207 Days

· Joanthan Poritsky

I just put a red Netflix envelope in the mail for the first time in quite awhile. I couldn’t remember when I had even gotten the film in the mail, so I looked it up. March 3rd. 207 days ago. For 29 and a half weeks, the disc had been sitting in my house, unwatched.

That’s 7 billing cycles.

Up until this month, my 1 Blu-ray a month plan cost $11.99. That means that single disc cost me $83.93. Sort of.

See, I use Netflix’s Watch Instantly service quite a bit, especially for catching up on television series. I watch it on my iPad, sometimes (but rarely) on my iPhone and constantly on my television through a Boxee Box.

Quantifying the value of Watch Instantly can be a bit tricky. Netflix does retain detailed records of everything you watch, when you watched it and for how long you watched it, but some of the numbers are a bit weird. When I watched The Big Lebowski on March 6th, for example, Netflix logged that as 3 hours and 23 minutes. That’s about an hour and a half longer than the film’s actual runtime.1 Suffice it to say, the website’s watch log is inexact, but it’s all we’ve got.

In the time I’ve had this one disc at home, I’ve watched about 60 hours of Watch Instantly. In 7 billing cycles, that’s about 8.52 hours a month. Under Netflix’s new pricing, streaming only is $7.99 per month. I’ll stick with that figure for my streaming math and the remaining $4.00 for my 1 Blu- ray. Thus, while that 1 disc gathered dust at home, I spent some $55.93 on streaming and $28.00 to rent this one movie. I spent less than a dollar ($0.94) an hour on Watch Instantly content, on average.3

Netflix as a streaming only service is a pretty great deal if you find something you want to watch. For discs it’s a different story. Under Netflix’s new rates, which will carry over to Qwikster, a single Blu-ray at a time costs $9.99 per month without streaming included. In that case, that single unwatched disc would have cost me $69.93, 25% more than watching 60 hours of streaming content over 7 months.

Of course, it’s entirely my fault for not returning the disc and having another one sent. If I had kept a disc from a video store this long, I’d have probably paid a substantial late fee4 so I have no real complaints about how Netflix’s disc service works. The question now, of course, is whether or not discs are worth paying for if my return habits are so lax.
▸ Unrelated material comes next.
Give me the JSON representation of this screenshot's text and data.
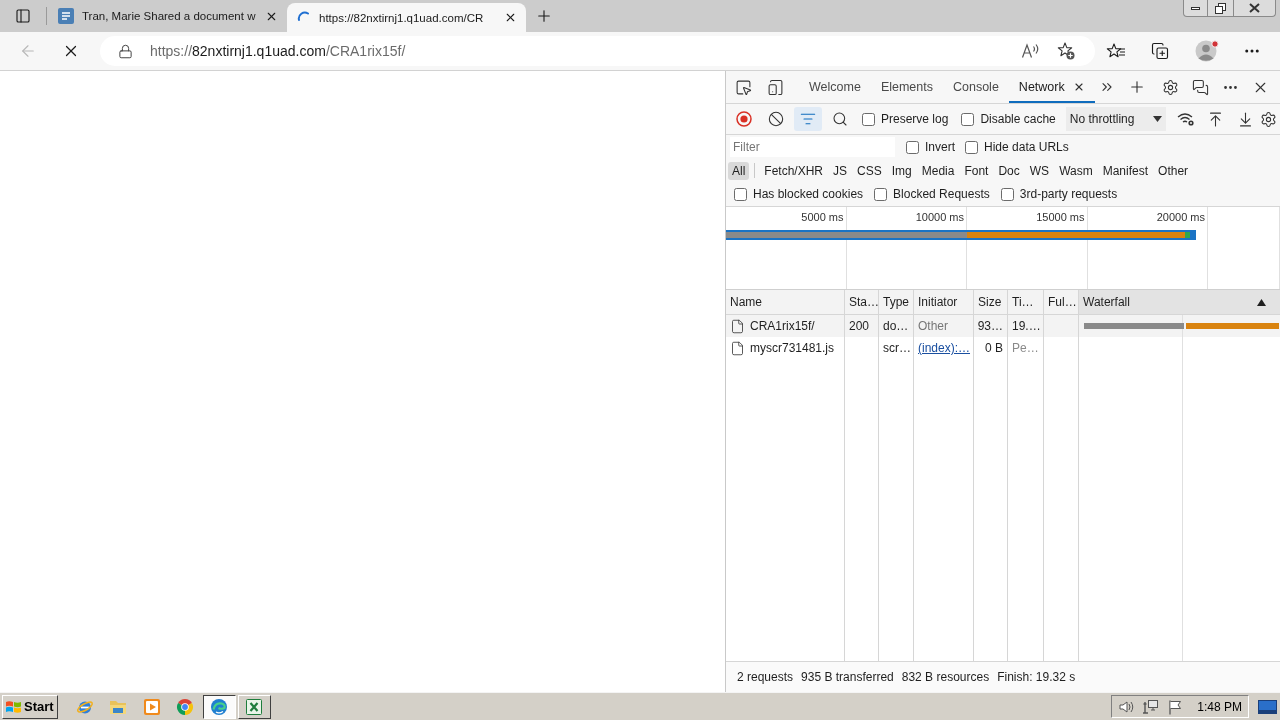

Prior to this marathon rental, I had a disc for 112 days. Before that I was on the 3 Blu-ray plan and had 3 films for 69 days. I didn’t watch any of them. There are a number of contributing factors to the erosion of my disc diligence, and perhaps I’ll go over some in another post. It’s worth noting that I’m not necessarily a typical viewer. I see a great deal of films in the theater and I also go to press screenings, film festivals and get screeners sent to me. This breakdown is purely anecdotal, but I gather I’m not alone.

At $4.00 a month for Blu-rays, Netflix was the best deal around. Now? I’ve got to decide if it’s worth keeping around.

  1. Perhaps I paused the film or did some fast forwarding that were all logged as watch time? ↩︎

  2. I’m rounding down to account for some of Netflix’s odd math like on Lebowski. I’m basically throwing 42 minutes out the window. ↩︎

  3. Not until I got Netflix, and certainly not until streaming came into vogue, would I consider calculating media value by hour like this. What’s a unit of streaming measurement? An hour? A program? A sitting? I’m only using hours here to make the math a bit easier, but note that I wouldn’t measure a disc the same way. If I had rented, say, Schindler’s List, which spans two discs, I would count that as a single film. ↩︎

  4. If I recall, when I lived in Philadelphia, TLA’s maximum fine was $60 for grossly overdue videos. I had to pay it at least twice. ↩︎